The challenge with such a versatile reporter is to know what it's saying. The human eye can distinguish only some of a reporter cell's responses – for example, the way DNA-damaging drugs make the reporter swell up or the way certain cellular inhibitors make it grow long, spiky arms. But other changes can be identified only by computer – which is also the only way to parse the sheer volume of data.
This is a trend that has been on the rise throughout the field. "Data science is a big part of biology right now," Wu says.
"No human being could look at this," Altschuler says. "The changes are too subtle, the numbers of conditions are too large, for any human to assess. This really required innovations in identifying cells, extracting properties of the cells, and comparing how the cells had changed in different conditions."
A senior researcher in the lab tested the process before the machines took over. Jungseog Kang, PhD, dripped nearly 11,000 compounds and 38 reference drugs into the waiting mouths of tiny wells full of ORACL cells. Once the cells had reacted to the compounds, they were photographed through a microscope. Then, photos were analyzed by software developed by a graduate student, Charles Hsu, producing digital profiles that were matched to those of reference drugs. The results were cross-checked by a literature review and experimentation. In the end, the method proved 94 percent accurate.
"A lot of the magic is in the software, [in] being able to extract maximal information out of a minimal number of experiments," Jacobson says. "Basically, they are asking, 'Might it do something interesting and useful? And if so, does is it look like anything we've seen before? Or is it something totally new?' And both categories are interesting."
The ORACL found 100 new compounds that fit one of six drug classes. And it had still more to reveal. To the team's surprise, additional clusters of potentially useful compounds were identified, despite not being in the experiment design – including glucocorticoids and ATPase inhibitors, which can treat autoimmune conditions and cancer, respectively.
"That was really cool," Altschuler says. "That means it's a way to go fishing even beyond what we thought we were going to catch."
Tip of the Iceberg
Seated at a sterile stainless steel hood, postdoctoral scholar Louise Evans, PhD, has taken over from Kang. Sliding a bristling phalanx of nearly 100 pipettes back and forth on a mechanical arm, she is helping move the ORACL on to its next step. Compared to the number of compounds that remain uncategorized, this experiment's 10,000-compound sample is the tip of the iceberg.
"Once you get into the hundred-thousand- to a million-compound range, that would be considered pretty interesting for a phenotypic screen in academics," Altschuler says. "But I'm not sure that the size of the library you screen is the most important thing."
The vision is that in the future, the ORACL method will lead to compound libraries that are indexed and searchable according to each compound's effect – instead of being the black boxes that they are today.
"In principle, we hope a researcher can come to us with a type of compound they are interested in, and we can go into our database and say, 'We're going to recommend a few different ones that are just like it for you,'" Altschuler says. "It's actually not that different from maybe a music recommender.
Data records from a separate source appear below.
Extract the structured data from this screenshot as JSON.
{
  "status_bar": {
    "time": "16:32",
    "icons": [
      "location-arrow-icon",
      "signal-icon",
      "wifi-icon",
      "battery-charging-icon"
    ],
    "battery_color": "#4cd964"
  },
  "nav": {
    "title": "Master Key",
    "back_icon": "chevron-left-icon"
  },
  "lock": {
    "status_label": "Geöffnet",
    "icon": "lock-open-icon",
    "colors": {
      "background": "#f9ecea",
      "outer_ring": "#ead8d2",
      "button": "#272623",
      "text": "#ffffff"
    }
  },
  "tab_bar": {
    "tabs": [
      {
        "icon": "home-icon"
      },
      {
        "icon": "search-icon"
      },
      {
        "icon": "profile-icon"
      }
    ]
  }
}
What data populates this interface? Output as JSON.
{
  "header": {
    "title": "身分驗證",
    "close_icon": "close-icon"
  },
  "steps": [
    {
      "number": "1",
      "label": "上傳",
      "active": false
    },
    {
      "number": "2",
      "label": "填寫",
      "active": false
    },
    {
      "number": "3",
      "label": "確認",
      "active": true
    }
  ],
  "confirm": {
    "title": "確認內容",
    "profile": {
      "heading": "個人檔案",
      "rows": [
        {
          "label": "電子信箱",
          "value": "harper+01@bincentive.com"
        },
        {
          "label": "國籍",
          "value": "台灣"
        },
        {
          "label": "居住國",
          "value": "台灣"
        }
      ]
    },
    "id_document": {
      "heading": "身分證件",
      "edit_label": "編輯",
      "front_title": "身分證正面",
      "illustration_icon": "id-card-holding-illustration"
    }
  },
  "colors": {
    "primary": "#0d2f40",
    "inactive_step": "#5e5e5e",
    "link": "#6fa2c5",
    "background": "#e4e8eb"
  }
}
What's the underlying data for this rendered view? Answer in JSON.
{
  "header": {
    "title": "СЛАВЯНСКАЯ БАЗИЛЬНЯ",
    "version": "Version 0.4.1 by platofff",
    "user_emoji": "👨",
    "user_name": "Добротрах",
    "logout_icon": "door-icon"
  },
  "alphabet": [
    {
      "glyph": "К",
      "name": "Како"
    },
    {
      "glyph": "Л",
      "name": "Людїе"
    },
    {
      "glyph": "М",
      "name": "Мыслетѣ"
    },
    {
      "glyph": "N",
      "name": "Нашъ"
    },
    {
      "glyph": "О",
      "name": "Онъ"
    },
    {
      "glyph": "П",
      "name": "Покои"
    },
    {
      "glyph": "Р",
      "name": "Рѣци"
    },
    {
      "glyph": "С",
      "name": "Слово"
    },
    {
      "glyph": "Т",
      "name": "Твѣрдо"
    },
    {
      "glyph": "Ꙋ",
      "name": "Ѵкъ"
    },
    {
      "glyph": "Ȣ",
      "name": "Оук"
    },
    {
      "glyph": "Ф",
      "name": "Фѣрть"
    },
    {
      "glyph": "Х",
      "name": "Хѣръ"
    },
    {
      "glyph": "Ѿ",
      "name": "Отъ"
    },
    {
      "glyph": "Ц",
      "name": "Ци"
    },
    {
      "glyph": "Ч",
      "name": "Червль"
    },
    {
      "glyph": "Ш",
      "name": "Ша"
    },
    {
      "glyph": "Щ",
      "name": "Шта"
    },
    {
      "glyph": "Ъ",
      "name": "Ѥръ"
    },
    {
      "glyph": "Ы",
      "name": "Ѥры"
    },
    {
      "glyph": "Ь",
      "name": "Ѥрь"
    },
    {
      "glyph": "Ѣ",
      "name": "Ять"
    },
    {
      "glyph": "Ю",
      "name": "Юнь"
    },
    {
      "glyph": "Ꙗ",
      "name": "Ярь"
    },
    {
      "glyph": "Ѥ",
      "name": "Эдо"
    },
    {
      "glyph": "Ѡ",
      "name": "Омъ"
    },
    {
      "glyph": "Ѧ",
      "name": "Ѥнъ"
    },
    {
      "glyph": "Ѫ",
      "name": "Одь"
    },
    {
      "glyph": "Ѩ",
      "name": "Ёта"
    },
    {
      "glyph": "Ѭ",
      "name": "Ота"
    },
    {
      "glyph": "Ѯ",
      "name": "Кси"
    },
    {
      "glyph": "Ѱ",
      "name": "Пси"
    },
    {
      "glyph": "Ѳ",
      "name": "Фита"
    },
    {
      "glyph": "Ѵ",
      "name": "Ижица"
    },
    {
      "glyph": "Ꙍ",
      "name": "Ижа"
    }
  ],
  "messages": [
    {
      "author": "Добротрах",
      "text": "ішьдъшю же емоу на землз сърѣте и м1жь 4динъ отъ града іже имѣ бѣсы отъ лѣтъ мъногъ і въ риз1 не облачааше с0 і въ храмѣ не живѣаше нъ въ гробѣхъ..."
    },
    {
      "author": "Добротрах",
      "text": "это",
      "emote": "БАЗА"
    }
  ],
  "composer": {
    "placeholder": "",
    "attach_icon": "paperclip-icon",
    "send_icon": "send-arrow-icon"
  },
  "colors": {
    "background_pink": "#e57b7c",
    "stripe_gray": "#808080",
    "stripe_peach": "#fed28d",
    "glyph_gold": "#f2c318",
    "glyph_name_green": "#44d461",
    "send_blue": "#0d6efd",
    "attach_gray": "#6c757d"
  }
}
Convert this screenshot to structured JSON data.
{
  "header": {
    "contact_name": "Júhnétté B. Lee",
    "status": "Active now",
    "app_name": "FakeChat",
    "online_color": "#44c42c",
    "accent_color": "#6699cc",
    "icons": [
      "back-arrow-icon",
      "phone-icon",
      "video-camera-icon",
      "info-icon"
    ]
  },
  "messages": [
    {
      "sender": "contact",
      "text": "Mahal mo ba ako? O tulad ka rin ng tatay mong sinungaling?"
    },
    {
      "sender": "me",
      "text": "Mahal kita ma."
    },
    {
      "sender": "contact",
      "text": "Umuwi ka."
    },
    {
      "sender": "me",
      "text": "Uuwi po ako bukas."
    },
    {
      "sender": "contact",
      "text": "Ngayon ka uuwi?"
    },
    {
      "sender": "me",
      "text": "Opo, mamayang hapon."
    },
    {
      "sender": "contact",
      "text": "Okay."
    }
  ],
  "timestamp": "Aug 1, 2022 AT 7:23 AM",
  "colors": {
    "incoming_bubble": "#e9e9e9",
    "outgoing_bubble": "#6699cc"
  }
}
Music gets classified, and you say what genre you like, and it tries to bring back some more like that."
The next step is likely a partnership with the private sector, where there are the resources to test the method on a larger scale.
"There is a hunger in the pharma companies for new approaches, a willingness to try things," says Jacobson. "Drug discovery is a long and exceedingly painful process. In the short run, the impacts will come through just scaling up this new approach. I think in the next few years, it will come clear whether this is going to be widely adopted or not."
Explore further: Researchers create cellular 'ORACLs' to aid drug discovery
Jungseog Kang et al. Improving drug discovery with high-content phenotypic screens by systematic selection of reporter cell lines, Nature Biotechnology (2015). DOI: 10.1038/nbt.3419